WHAT YOU HAVE TO DO: Return the records that follow, unchanged and complete.

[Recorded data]

_ _ _ _ _

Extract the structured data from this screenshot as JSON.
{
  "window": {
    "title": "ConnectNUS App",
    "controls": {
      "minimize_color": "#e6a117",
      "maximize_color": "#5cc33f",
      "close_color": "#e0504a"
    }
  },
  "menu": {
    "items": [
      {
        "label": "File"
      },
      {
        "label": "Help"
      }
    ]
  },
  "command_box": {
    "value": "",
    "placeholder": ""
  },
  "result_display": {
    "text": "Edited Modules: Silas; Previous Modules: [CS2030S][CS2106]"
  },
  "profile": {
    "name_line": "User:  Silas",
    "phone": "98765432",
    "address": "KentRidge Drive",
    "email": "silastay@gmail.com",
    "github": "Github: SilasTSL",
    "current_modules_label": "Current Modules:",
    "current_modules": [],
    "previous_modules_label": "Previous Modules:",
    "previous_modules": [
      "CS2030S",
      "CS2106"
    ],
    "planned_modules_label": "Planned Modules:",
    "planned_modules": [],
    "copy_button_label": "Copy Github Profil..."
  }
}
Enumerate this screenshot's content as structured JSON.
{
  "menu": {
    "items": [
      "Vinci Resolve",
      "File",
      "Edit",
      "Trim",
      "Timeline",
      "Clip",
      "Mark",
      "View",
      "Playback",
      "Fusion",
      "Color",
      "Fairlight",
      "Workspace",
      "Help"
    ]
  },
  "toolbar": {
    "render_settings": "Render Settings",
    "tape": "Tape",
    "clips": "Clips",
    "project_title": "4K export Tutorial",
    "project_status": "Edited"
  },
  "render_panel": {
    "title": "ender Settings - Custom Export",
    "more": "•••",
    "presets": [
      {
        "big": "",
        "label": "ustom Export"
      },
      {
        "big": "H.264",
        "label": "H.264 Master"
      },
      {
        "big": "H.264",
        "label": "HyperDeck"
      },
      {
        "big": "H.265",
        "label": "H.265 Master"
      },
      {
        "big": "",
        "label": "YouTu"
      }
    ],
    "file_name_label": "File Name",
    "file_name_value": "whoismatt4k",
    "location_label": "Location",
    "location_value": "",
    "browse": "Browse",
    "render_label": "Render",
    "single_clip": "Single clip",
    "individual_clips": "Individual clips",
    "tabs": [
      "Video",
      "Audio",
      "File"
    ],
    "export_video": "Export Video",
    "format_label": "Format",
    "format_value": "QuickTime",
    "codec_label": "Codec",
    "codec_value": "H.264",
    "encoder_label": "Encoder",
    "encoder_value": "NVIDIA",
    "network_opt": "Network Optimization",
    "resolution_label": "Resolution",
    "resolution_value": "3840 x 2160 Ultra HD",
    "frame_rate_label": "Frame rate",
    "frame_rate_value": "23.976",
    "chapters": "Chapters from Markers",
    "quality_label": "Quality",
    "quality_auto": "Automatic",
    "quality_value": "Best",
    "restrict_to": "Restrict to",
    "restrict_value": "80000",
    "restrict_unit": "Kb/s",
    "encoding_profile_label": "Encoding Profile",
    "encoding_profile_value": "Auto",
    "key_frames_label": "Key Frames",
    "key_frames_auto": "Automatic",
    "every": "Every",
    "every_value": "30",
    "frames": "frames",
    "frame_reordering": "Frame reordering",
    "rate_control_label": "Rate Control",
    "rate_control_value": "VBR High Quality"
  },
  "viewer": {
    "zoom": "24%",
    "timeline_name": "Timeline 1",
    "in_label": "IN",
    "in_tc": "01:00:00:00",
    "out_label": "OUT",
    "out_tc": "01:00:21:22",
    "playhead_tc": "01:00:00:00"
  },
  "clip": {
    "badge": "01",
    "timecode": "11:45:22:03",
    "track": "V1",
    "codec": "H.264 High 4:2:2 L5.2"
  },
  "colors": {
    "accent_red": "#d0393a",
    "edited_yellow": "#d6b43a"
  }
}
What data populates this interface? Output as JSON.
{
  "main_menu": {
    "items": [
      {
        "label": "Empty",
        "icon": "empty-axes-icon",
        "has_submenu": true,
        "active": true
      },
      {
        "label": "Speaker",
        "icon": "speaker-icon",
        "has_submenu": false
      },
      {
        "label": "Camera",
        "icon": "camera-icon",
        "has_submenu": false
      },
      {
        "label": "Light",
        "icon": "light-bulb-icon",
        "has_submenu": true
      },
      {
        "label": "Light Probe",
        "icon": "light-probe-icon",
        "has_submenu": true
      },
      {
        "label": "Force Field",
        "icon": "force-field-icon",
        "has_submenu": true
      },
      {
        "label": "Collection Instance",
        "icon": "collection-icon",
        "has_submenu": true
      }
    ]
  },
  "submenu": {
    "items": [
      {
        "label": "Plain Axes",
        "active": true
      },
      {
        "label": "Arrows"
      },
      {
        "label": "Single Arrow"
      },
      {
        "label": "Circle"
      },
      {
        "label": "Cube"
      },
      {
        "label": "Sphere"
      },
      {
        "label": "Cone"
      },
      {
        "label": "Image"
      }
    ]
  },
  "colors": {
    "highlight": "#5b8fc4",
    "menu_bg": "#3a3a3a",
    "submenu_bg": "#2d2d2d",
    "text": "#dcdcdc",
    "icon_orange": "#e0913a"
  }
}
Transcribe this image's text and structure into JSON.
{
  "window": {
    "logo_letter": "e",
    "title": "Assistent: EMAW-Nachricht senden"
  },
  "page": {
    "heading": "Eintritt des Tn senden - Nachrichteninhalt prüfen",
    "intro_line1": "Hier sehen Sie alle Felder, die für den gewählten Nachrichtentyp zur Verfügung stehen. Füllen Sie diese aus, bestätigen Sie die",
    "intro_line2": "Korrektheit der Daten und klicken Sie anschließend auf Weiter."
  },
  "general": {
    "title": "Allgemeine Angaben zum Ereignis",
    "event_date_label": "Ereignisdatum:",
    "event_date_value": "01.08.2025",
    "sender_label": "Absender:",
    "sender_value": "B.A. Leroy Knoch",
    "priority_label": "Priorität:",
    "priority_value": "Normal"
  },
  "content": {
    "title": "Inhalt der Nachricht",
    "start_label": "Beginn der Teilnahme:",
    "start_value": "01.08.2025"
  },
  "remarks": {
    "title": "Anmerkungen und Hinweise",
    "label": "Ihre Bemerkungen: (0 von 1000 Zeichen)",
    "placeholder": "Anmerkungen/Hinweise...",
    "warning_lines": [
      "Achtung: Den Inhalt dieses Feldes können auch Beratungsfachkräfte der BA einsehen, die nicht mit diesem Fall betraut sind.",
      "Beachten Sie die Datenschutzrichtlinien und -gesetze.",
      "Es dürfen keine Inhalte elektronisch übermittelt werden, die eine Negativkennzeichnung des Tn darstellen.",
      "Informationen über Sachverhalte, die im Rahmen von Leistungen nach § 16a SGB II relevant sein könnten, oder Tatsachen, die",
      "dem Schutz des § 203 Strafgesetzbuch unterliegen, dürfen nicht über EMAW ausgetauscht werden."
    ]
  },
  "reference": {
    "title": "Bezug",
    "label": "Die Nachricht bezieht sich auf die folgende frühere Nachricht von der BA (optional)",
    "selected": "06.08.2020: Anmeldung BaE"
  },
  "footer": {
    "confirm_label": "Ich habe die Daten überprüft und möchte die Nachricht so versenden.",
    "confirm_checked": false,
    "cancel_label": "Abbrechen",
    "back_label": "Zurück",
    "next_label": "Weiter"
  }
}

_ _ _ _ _

YOUR SOLUTION:
Extract the structured data from this screenshot as JSON.
{
  "window": {
    "title": "ConnectNUS App",
    "controls": {
      "minimize_color": "#e6a117",
      "maximize_color": "#5cc33f",
      "close_color": "#e0504a"
    }
  },
  "menu": {
    "items": [
      {
        "label": "File"
      },
      {
        "label": "Help"
      }
    ]
  },
  "command_box": {
    "value": "",
    "placeholder": ""
  },
  "result_display": {
    "text": "Edited Modules: Silas; Previous Modules: [CS2030S][CS2106]"
  },
  "profile": {
    "name_line": "User:  Silas",
    "phone": "98765432",
    "address": "KentRidge Drive",
    "email": "silastay@gmail.com",
    "github": "Github: SilasTSL",
    "current_modules_label": "Current Modules:",
    "current_modules": [],
    "previous_modules_label": "Previous Modules:",
    "previous_modules": [
      "CS2030S",
      "CS2106"
    ],
    "planned_modules_label": "Planned Modules:",
    "planned_modules": [],
    "copy_button_label": "Copy Github Profil..."
  }
}
Enumerate this screenshot's content as structured JSON.
{
  "menu": {
    "items": [
      "Vinci Resolve",
      "File",
      "Edit",
      "Trim",
      "Timeline",
      "Clip",
      "Mark",
      "View",
      "Playback",
      "Fusion",
      "Color",
      "Fairlight",
      "Workspace",
      "Help"
    ]
  },
  "toolbar": {
    "render_settings": "Render Settings",
    "tape": "Tape",
    "clips": "Clips",
    "project_title": "4K export Tutorial",
    "project_status": "Edited"
  },
  "render_panel": {
    "title": "ender Settings - Custom Export",
    "more": "•••",
    "presets": [
      {
        "big": "",
        "label": "ustom Export"
      },
      {
        "big": "H.264",
        "label": "H.264 Master"
      },
      {
        "big": "H.264",
        "label": "HyperDeck"
      },
      {
        "big": "H.265",
        "label": "H.265 Master"
      },
      {
        "big": "",
        "label": "YouTu"
      }
    ],
    "file_name_label": "File Name",
    "file_name_value": "whoismatt4k",
    "location_label": "Location",
    "location_value": "",
    "browse": "Browse",
    "render_label": "Render",
    "single_clip": "Single clip",
    "individual_clips": "Individual clips",
    "tabs": [
      "Video",
      "Audio",
      "File"
    ],
    "export_video": "Export Video",
    "format_label": "Format",
    "format_value": "QuickTime",
    "codec_label": "Codec",
    "codec_value": "H.264",
    "encoder_label": "Encoder",
    "encoder_value": "NVIDIA",
    "network_opt": "Network Optimization",
    "resolution_label": "Resolution",
    "resolution_value": "3840 x 2160 Ultra HD",
    "frame_rate_label": "Frame rate",
    "frame_rate_value": "23.976",
    "chapters": "Chapters from Markers",
    "quality_label": "Quality",
    "quality_auto": "Automatic",
    "quality_value": "Best",
    "restrict_to": "Restrict to",
    "restrict_value": "80000",
    "restrict_unit": "Kb/s",
    "encoding_profile_label": "Encoding Profile",
    "encoding_profile_value": "Auto",
    "key_frames_label": "Key Frames",
    "key_frames_auto": "Automatic",
    "every": "Every",
    "every_value": "30",
    "frames": "frames",
    "frame_reordering": "Frame reordering",
    "rate_control_label": "Rate Control",
    "rate_control_value": "VBR High Quality"
  },
  "viewer": {
    "zoom": "24%",
    "timeline_name": "Timeline 1",
    "in_label": "IN",
    "in_tc": "01:00:00:00",
    "out_label": "OUT",
    "out_tc": "01:00:21:22",
    "playhead_tc": "01:00:00:00"
  },
  "clip": {
    "badge": "01",
    "timecode": "11:45:22:03",
    "track": "V1",
    "codec": "H.264 High 4:2:2 L5.2"
  },
  "colors": {
    "accent_red": "#d0393a",
    "edited_yellow": "#d6b43a"
  }
}
What data populates this interface? Output as JSON.
{
  "main_menu": {
    "items": [
      {
        "label": "Empty",
        "icon": "empty-axes-icon",
        "has_submenu": true,
        "active": true
      },
      {
        "label": "Speaker",
        "icon": "speaker-icon",
        "has_submenu": false
      },
      {
        "label": "Camera",
        "icon": "camera-icon",
        "has_submenu": false
      },
      {
        "label": "Light",
        "icon": "light-bulb-icon",
        "has_submenu": true
      },
      {
        "label": "Light Probe",
        "icon": "light-probe-icon",
        "has_submenu": true
      },
      {
        "label": "Force Field",
        "icon": "force-field-icon",
        "has_submenu": true
      },
      {
        "label": "Collection Instance",
        "icon": "collection-icon",
        "has_submenu": true
      }
    ]
  },
  "submenu": {
    "items": [
      {
        "label": "Plain Axes",
        "active": true
      },
      {
        "label": "Arrows"
      },
      {
        "label": "Single Arrow"
      },
      {
        "label": "Circle"
      },
      {
        "label": "Cube"
      },
      {
        "label": "Sphere"
      },
      {
        "label": "Cone"
      },
      {
        "label": "Image"
      }
    ]
  },
  "colors": {
    "highlight": "#5b8fc4",
    "menu_bg": "#3a3a3a",
    "submenu_bg": "#2d2d2d",
    "text": "#dcdcdc",
    "icon_orange": "#e0913a"
  }
}
Transcribe this image's text and structure into JSON.
{
  "window": {
    "logo_letter": "e",
    "title": "Assistent: EMAW-Nachricht senden"
  },
  "page": {
    "heading": "Eintritt des Tn senden - Nachrichteninhalt prüfen",
    "intro_line1": "Hier sehen Sie alle Felder, die für den gewählten Nachrichtentyp zur Verfügung stehen. Füllen Sie diese aus, bestätigen Sie die",
    "intro_line2": "Korrektheit der Daten und klicken Sie anschließend auf Weiter."
  },
  "general": {
    "title": "Allgemeine Angaben zum Ereignis",
    "event_date_label": "Ereignisdatum:",
    "event_date_value": "01.08.2025",
    "sender_label": "Absender:",
    "sender_value": "B.A. Leroy Knoch",
    "priority_label": "Priorität:",
    "priority_value": "Normal"
  },
  "content": {
    "title": "Inhalt der Nachricht",
    "start_label": "Beginn der Teilnahme:",
    "start_value": "01.08.2025"
  },
  "remarks": {
    "title": "Anmerkungen und Hinweise",
    "label": "Ihre Bemerkungen: (0 von 1000 Zeichen)",
    "placeholder": "Anmerkungen/Hinweise...",
    "warning_lines": [
      "Achtung: Den Inhalt dieses Feldes können auch Beratungsfachkräfte der BA einsehen, die nicht mit diesem Fall betraut sind.",
      "Beachten Sie die Datenschutzrichtlinien und -gesetze.",
      "Es dürfen keine Inhalte elektronisch übermittelt werden, die eine Negativkennzeichnung des Tn darstellen.",
      "Informationen über Sachverhalte, die im Rahmen von Leistungen nach § 16a SGB II relevant sein könnten, oder Tatsachen, die",
      "dem Schutz des § 203 Strafgesetzbuch unterliegen, dürfen nicht über EMAW ausgetauscht werden."
    ]
  },
  "reference": {
    "title": "Bezug",
    "label": "Die Nachricht bezieht sich auf die folgende frühere Nachricht von der BA (optional)",
    "selected": "06.08.2020: Anmeldung BaE"
  },
  "footer": {
    "confirm_label": "Ich habe die Daten überprüft und möchte die Nachricht so versenden.",
    "confirm_checked": false,
    "cancel_label": "Abbrechen",
    "back_label": "Zurück",
    "next_label": "Weiter"
  }
}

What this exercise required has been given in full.